TASK DIRECTIONS: Every line below must be copied as written, except for pictures.
Start of INPUT FOR THIS TASK
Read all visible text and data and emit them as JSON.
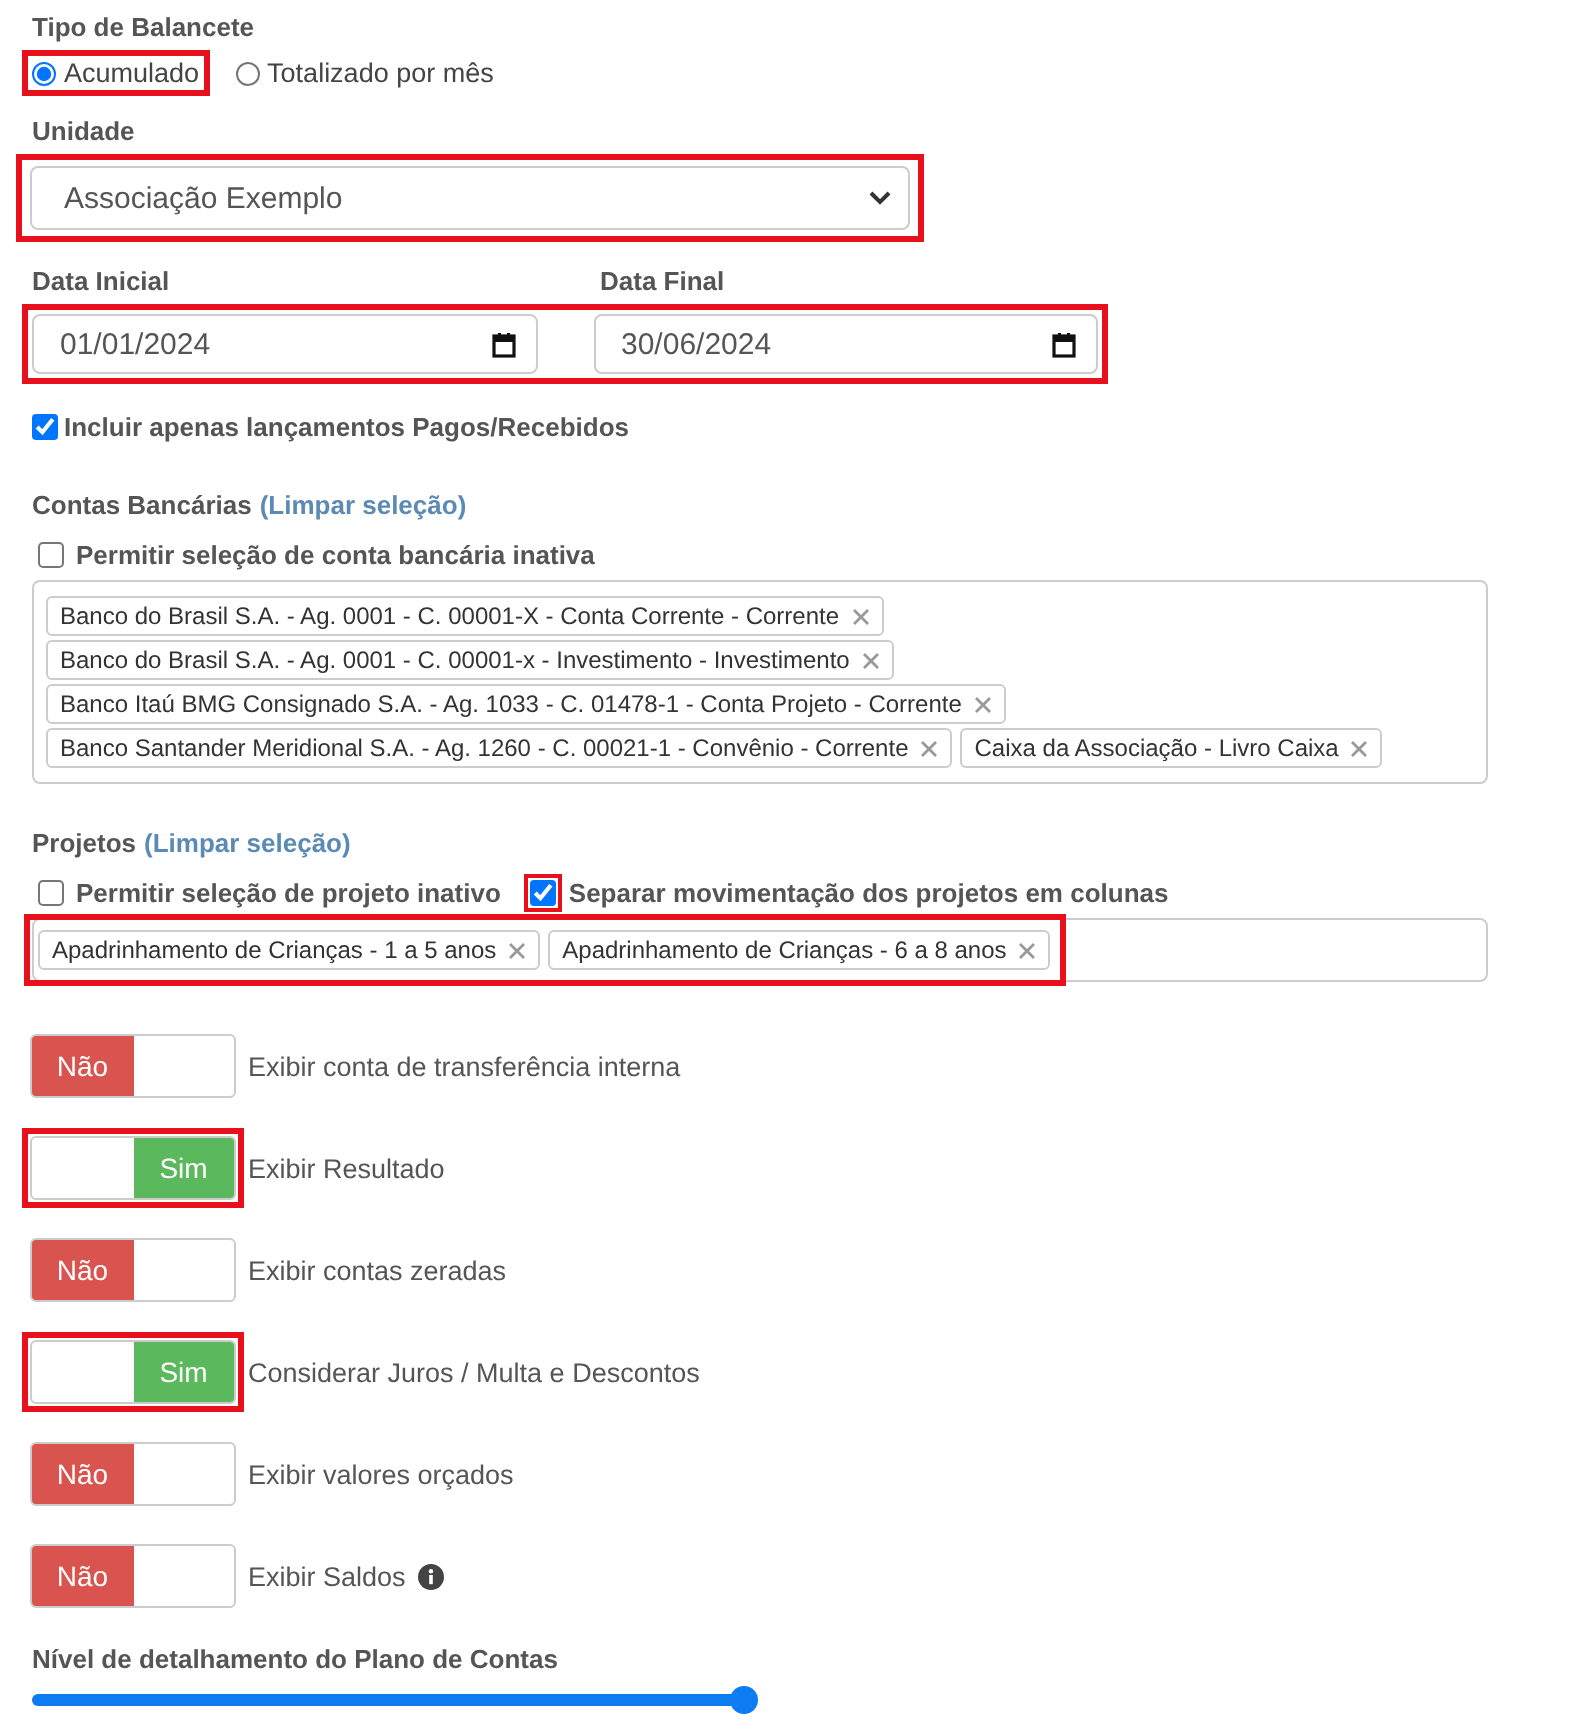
{
  "tipo_balancete": {
    "label": "Tipo de Balancete",
    "options": [
      {
        "label": "Acumulado",
        "selected": true,
        "highlighted": true
      },
      {
        "label": "Totalizado por mês",
        "selected": false,
        "highlighted": false
      }
    ]
  },
  "unidade": {
    "label": "Unidade",
    "value": "Associação Exemplo",
    "highlighted": true
  },
  "dates": {
    "highlighted": true,
    "fields": [
      {
        "label": "Data Inicial",
        "value": "01/01/2024"
      },
      {
        "label": "Data Final",
        "value": "30/06/2024"
      }
    ]
  },
  "incluir_pagos": {
    "label": "Incluir apenas lançamentos Pagos/Recebidos",
    "checked": true
  },
  "contas": {
    "label": "Contas Bancárias",
    "clear_link": "(Limpar seleção)",
    "tags_highlighted": false,
    "checkboxes": [
      {
        "label": "Permitir seleção de conta bancária inativa",
        "checked": false,
        "highlighted": false
      }
    ],
    "tags": [
      "Banco do Brasil S.A. - Ag. 0001 - C. 00001-X - Conta Corrente - Corrente",
      "Banco do Brasil S.A. - Ag. 0001 - C. 00001-x - Investimento - Investimento",
      "Banco Itaú BMG Consignado S.A. - Ag. 1033 - C. 01478-1 - Conta Projeto - Corrente",
      "Banco Santander Meridional S.A. - Ag. 1260 - C. 00021-1 - Convênio - Corrente",
      "Caixa da Associação - Livro Caixa"
    ]
  },
  "projetos": {
    "label": "Projetos",
    "clear_link": "(Limpar seleção)",
    "tags_highlighted": true,
    "checkboxes": [
      {
        "label": "Permitir seleção de projeto inativo",
        "checked": false,
        "highlighted": false
      },
      {
        "label": "Separar movimentação dos projetos em colunas",
        "checked": true,
        "highlighted": true
      }
    ],
    "tags": [
      "Apadrinhamento de Crianças - 1 a 5 anos",
      "Apadrinhamento de Crianças - 6 a 8 anos"
    ]
  },
  "toggles": [
    {
      "label": "Exibir conta de transferência interna",
      "on": false,
      "state_label": "Não",
      "highlighted": false,
      "info": false
    },
    {
      "label": "Exibir Resultado",
      "on": true,
      "state_label": "Sim",
      "highlighted": true,
      "info": false
    },
    {
      "label": "Exibir contas zeradas",
      "on": false,
      "state_label": "Não",
      "highlighted": false,
      "info": false
    },
    {
      "label": "Considerar Juros / Multa e Descontos",
      "on": true,
      "state_label": "Sim",
      "highlighted": true,
      "info": false
    },
    {
      "label": "Exibir valores orçados",
      "on": false,
      "state_label": "Não",
      "highlighted": false,
      "info": false
    },
    {
      "label": "Exibir Saldos",
      "on": false,
      "state_label": "Não",
      "highlighted": false,
      "info": true
    }
  ],
  "slider": {
    "label": "Nível de detalhamento do Plano de Contas",
    "level": 1
  }
}
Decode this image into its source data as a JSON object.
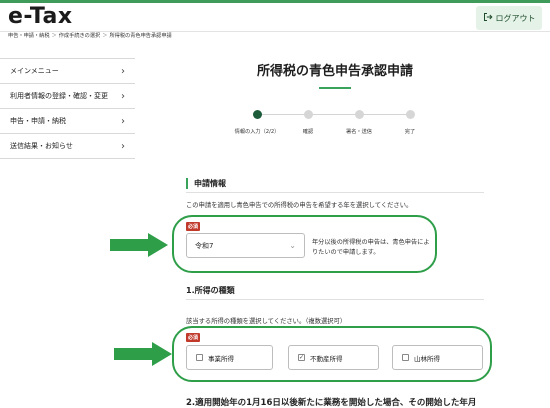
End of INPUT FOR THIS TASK
WRITTEN REPLY:
Read all visible text and data and emit them as JSON.
{
  "tipo_balancete": {
    "label": "Tipo de Balancete",
    "options": [
      {
        "label": "Acumulado",
        "selected": true,
        "highlighted": true
      },
      {
        "label": "Totalizado por mês",
        "selected": false,
        "highlighted": false
      }
    ]
  },
  "unidade": {
    "label": "Unidade",
    "value": "Associação Exemplo",
    "highlighted": true
  },
  "dates": {
    "highlighted": true,
    "fields": [
      {
        "label": "Data Inicial",
        "value": "01/01/2024"
      },
      {
        "label": "Data Final",
        "value": "30/06/2024"
      }
    ]
  },
  "incluir_pagos": {
    "label": "Incluir apenas lançamentos Pagos/Recebidos",
    "checked": true
  },
  "contas": {
    "label": "Contas Bancárias",
    "clear_link": "(Limpar seleção)",
    "tags_highlighted": false,
    "checkboxes": [
      {
        "label": "Permitir seleção de conta bancária inativa",
        "checked": false,
        "highlighted": false
      }
    ],
    "tags": [
      "Banco do Brasil S.A. - Ag. 0001 - C. 00001-X - Conta Corrente - Corrente",
      "Banco do Brasil S.A. - Ag. 0001 - C. 00001-x - Investimento - Investimento",
      "Banco Itaú BMG Consignado S.A. - Ag. 1033 - C. 01478-1 - Conta Projeto - Corrente",
      "Banco Santander Meridional S.A. - Ag. 1260 - C. 00021-1 - Convênio - Corrente",
      "Caixa da Associação - Livro Caixa"
    ]
  },
  "projetos": {
    "label": "Projetos",
    "clear_link": "(Limpar seleção)",
    "tags_highlighted": true,
    "checkboxes": [
      {
        "label": "Permitir seleção de projeto inativo",
        "checked": false,
        "highlighted": false
      },
      {
        "label": "Separar movimentação dos projetos em colunas",
        "checked": true,
        "highlighted": true
      }
    ],
    "tags": [
      "Apadrinhamento de Crianças - 1 a 5 anos",
      "Apadrinhamento de Crianças - 6 a 8 anos"
    ]
  },
  "toggles": [
    {
      "label": "Exibir conta de transferência interna",
      "on": false,
      "state_label": "Não",
      "highlighted": false,
      "info": false
    },
    {
      "label": "Exibir Resultado",
      "on": true,
      "state_label": "Sim",
      "highlighted": true,
      "info": false
    },
    {
      "label": "Exibir contas zeradas",
      "on": false,
      "state_label": "Não",
      "highlighted": false,
      "info": false
    },
    {
      "label": "Considerar Juros / Multa e Descontos",
      "on": true,
      "state_label": "Sim",
      "highlighted": true,
      "info": false
    },
    {
      "label": "Exibir valores orçados",
      "on": false,
      "state_label": "Não",
      "highlighted": false,
      "info": false
    },
    {
      "label": "Exibir Saldos",
      "on": false,
      "state_label": "Não",
      "highlighted": false,
      "info": true
    }
  ],
  "slider": {
    "label": "Nível de detalhamento do Plano de Contas",
    "level": 1
  }
}
Decode this image into its source data as a JSON object.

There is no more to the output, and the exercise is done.